While used electronic materials are being crammed into more and more landfills around the world, a company had the unique idea of extracting precious metals from this waste. Indeed, a lucrative and environmental friendly initiative.
Approximately 50 million tons of electronic waste were produced worldwide in 2012 according to a report by the the United Nations. In 2017, the same figure would reach more than 65 million. This is about the size of 11 pyramids of Giza. While some pieces of old telephones and televisions are now being recycled, an impressive amount is sent to landfills around the world. This has worrying implications for health, especially countries like China, where children have a very high lead levels in blood.

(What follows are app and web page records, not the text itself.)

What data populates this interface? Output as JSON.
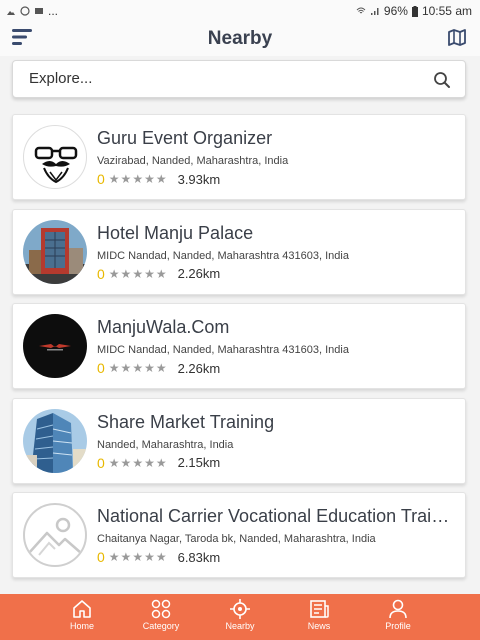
{
  "status_bar": {
    "left_dots": "...",
    "battery": "96%",
    "time": "10:55 am"
  },
  "header": {
    "title": "Nearby",
    "menu_icon": "menu-icon",
    "map_icon": "map-icon"
  },
  "search": {
    "placeholder": "Explore...",
    "icon": "search-icon"
  },
  "listings": [
    {
      "name": "Guru Event Organizer",
      "address": "Vazirabad, Nanded, Maharashtra, India",
      "rating": "0",
      "stars": "★★★★★",
      "distance": "3.93km",
      "avatar": "mustache-logo"
    },
    {
      "name": "Hotel Manju Palace",
      "address": "MIDC Nandad, Nanded, Maharashtra 431603, India",
      "rating": "0",
      "stars": "★★★★★",
      "distance": "2.26km",
      "avatar": "hotel-photo"
    },
    {
      "name": "ManjuWala.Com",
      "address": "MIDC Nandad, Nanded, Maharashtra 431603, India",
      "rating": "0",
      "stars": "★★★★★",
      "distance": "2.26km",
      "avatar": "dark-logo"
    },
    {
      "name": "Share Market Training",
      "address": "Nanded, Maharashtra, India",
      "rating": "0",
      "stars": "★★★★★",
      "distance": "2.15km",
      "avatar": "building-photo"
    },
    {
      "name": "National Carrier Vocational Education Trainin...",
      "address": "Chaitanya Nagar, Taroda bk, Nanded, Maharashtra, India",
      "rating": "0",
      "stars": "★★★★★",
      "distance": "6.83km",
      "avatar": "image-placeholder"
    }
  ],
  "bottom_nav": [
    {
      "label": "Home",
      "icon": "home-icon"
    },
    {
      "label": "Category",
      "icon": "category-icon"
    },
    {
      "label": "Nearby",
      "icon": "nearby-icon"
    },
    {
      "label": "News",
      "icon": "news-icon"
    },
    {
      "label": "Profile",
      "icon": "profile-icon"
    }
  ],
  "colors": {
    "accent": "#f0704a",
    "rating": "#e8b800",
    "title": "#3a4150"
  }
}
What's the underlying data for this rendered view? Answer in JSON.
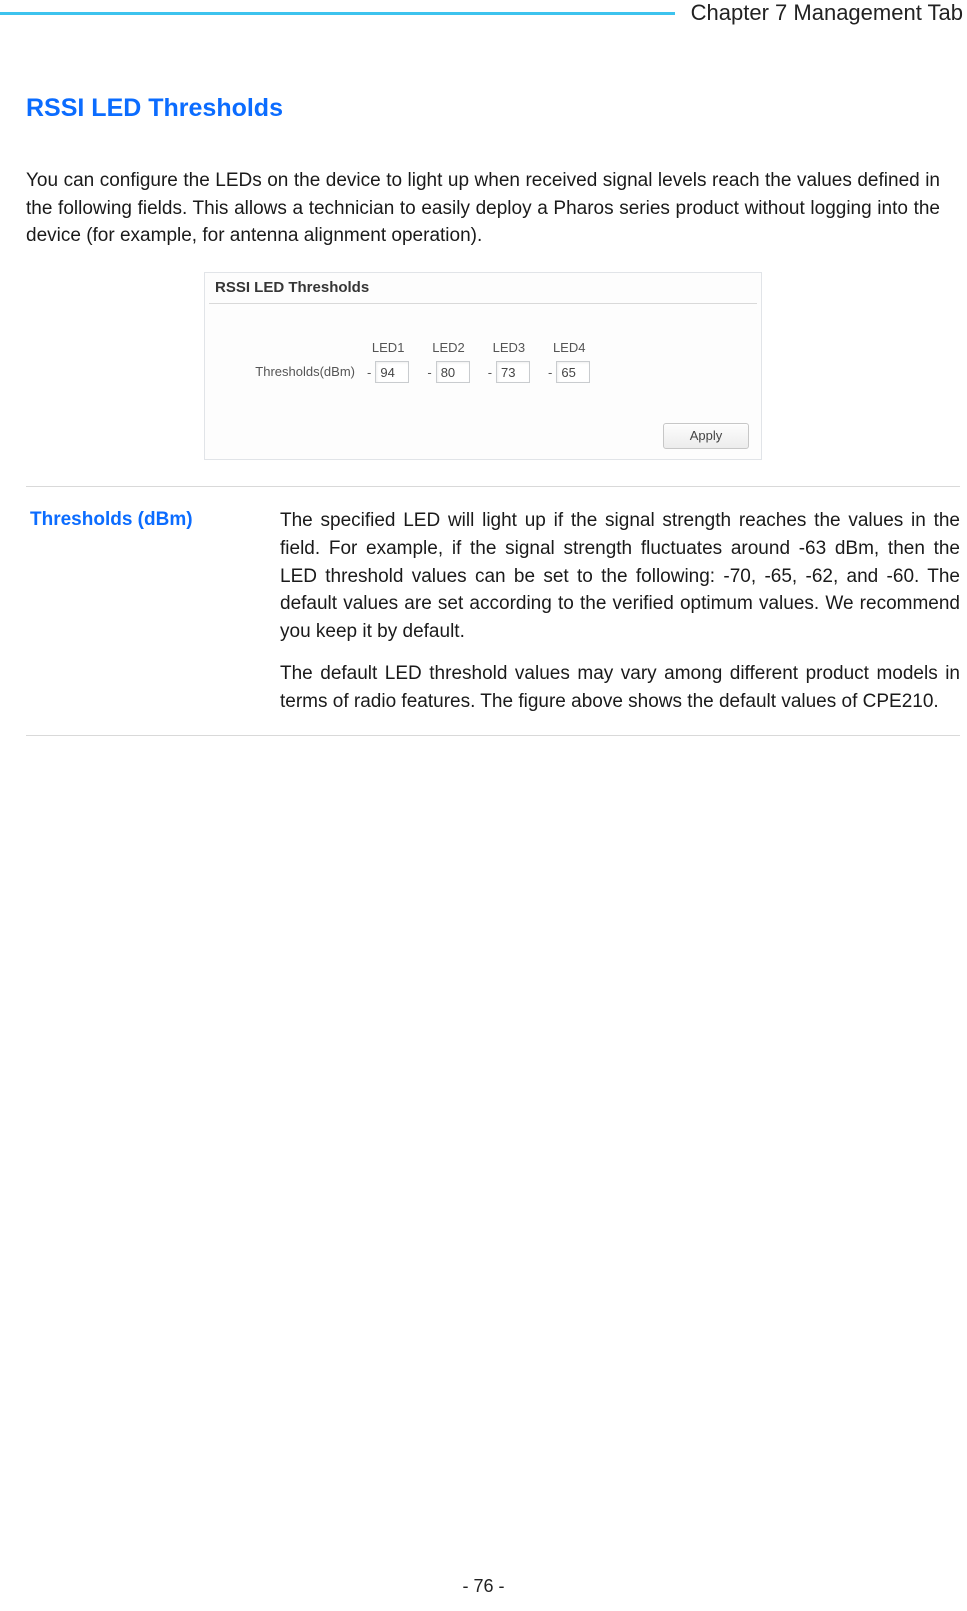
{
  "header": {
    "chapter": "Chapter 7 Management Tab"
  },
  "section_title": "RSSI LED Thresholds",
  "intro_text": "You can configure the LEDs on the device to light up when received signal levels reach the values defined in the following fields. This allows a technician to easily deploy a Pharos series product without logging into the device (for example, for antenna alignment operation).",
  "panel": {
    "title": "RSSI LED Thresholds",
    "row_label": "Thresholds(dBm)",
    "minus_sign": "-",
    "leds": [
      {
        "label": "LED1",
        "value": "94"
      },
      {
        "label": "LED2",
        "value": "80"
      },
      {
        "label": "LED3",
        "value": "73"
      },
      {
        "label": "LED4",
        "value": "65"
      }
    ],
    "apply_label": "Apply"
  },
  "definition": {
    "term": "Thresholds (dBm)",
    "p1": "The specified LED will light up if the signal strength reaches the values in the field. For example, if the signal strength fluctuates around -63 dBm, then the LED threshold values can be set to the following: -70, -65, -62, and -60. The default values are set according to the verified optimum values. We recommend you keep it by default.",
    "p2": "The default LED threshold values may vary among different product models in terms of radio features. The figure above shows the default values of CPE210."
  },
  "page_number": "- 76 -"
}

Bardoo private, is the co-founder of the company BlueOak Resources which is based in California. The company wants to help the countries recover the precious metals from the electronic waste, such as gold, silver and copper. A ton of PCB has between 40 to 800 times more gold than a ton of golden ore (which must then be refined). In other words, collecting gold from earth is much more expensive than to recover it from the electronic components.
It is because of this realization that Priv and her partner Bryce Goodman started their business. This system of metal recycling already exists in Europe, Asia and Canada, but it does not work well. Foundries only manage the huge amounts of waste, which means that smaller collectors can not send their goods. Before starting BlueOak, Priv Bradoo was already the vice-president of LanzaTech that turned toxic gases in popular fuel.

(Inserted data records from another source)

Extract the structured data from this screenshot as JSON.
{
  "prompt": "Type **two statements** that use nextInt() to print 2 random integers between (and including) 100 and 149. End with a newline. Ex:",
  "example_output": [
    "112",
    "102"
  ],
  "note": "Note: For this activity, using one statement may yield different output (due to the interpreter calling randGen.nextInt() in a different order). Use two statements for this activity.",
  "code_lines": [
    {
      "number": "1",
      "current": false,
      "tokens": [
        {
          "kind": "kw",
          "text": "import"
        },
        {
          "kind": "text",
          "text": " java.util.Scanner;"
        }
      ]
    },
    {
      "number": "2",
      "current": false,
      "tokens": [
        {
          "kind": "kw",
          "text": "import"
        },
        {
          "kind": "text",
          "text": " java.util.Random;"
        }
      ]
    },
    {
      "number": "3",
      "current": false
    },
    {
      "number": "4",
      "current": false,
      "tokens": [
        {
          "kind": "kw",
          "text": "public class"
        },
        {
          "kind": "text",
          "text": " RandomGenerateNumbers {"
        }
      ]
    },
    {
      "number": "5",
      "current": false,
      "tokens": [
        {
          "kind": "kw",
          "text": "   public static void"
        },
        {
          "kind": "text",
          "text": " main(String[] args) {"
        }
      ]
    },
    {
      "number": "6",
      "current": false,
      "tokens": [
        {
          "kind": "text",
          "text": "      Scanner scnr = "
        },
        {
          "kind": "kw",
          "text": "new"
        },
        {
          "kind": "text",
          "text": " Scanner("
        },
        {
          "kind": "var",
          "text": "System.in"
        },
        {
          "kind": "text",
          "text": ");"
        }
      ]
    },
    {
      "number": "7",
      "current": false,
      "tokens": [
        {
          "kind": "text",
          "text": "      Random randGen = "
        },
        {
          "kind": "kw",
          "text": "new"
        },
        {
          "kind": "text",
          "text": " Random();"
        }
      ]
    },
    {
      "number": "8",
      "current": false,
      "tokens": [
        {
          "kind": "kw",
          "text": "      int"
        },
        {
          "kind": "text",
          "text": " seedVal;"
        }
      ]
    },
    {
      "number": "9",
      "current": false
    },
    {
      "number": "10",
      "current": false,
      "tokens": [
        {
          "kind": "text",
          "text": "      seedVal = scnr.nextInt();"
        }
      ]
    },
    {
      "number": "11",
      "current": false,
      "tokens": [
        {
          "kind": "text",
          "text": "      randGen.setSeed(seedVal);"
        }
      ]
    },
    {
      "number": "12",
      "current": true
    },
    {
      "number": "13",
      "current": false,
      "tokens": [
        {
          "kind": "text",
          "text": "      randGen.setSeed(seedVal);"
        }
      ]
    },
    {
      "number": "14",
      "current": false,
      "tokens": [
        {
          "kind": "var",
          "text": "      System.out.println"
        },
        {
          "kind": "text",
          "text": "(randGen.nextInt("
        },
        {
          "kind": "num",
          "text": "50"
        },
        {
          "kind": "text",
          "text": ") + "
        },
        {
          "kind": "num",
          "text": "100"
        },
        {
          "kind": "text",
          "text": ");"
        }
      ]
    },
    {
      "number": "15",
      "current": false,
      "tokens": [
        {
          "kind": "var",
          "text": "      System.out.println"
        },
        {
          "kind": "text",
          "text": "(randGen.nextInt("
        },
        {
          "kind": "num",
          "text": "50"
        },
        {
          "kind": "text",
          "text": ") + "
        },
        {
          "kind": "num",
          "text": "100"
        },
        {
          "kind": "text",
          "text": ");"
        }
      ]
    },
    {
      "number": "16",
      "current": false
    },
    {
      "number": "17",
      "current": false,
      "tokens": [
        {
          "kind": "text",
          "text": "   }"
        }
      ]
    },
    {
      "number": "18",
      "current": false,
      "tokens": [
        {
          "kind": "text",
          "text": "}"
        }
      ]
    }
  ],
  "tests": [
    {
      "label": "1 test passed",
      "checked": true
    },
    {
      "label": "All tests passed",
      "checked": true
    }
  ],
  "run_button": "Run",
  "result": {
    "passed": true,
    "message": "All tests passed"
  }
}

By building a refinery in the United States for precious metal extraction, BlueOak are creating a new industry. They hope to encourage Americans, be they consumers or businessmen to think twice before throwing their electronic wastes into the trash. The first such foundry will be completed in 2015 and can handle almost 7 million tons of used equipment. The company will work with garbage collectors for separating metals from other unusable materials. In theory, once theses metals sold, most of the profits will come back to these collectors.
This project has attracted investors such as Kleiner Perkins Caulfield Byers and also collected money from various foundations. However, some experts believe that BlueOak and the rest of the electronic waste industry exaggerate their potential. According to Josh Lepawsky, a geography professor at the Memorial University of Newfoundland, the majority of waste comes from production, not used equipment, which represent only 3% of the total.
To really solve the problem of electronic waste, should we first of all reduce the amount of gadgets and devices that are currently produced. Priv Bradoo agrees with this finding. Technology companies are under pressure from Wall Street to invent new devices every 2 or 3 months. The young woman admits that BlueOak is only there to provide a part of the solution.
We welcome the initiative of Priv and Bryce. We hope that their business will reduce the amount of electronic waste significantly. At the writing we did not know if there were ways to recover precious metals on electronic components and we will do whatever it takes to ensure that our waste is treated better in the future. Do you think that eventually we will get to efficiently recycle all types of waste?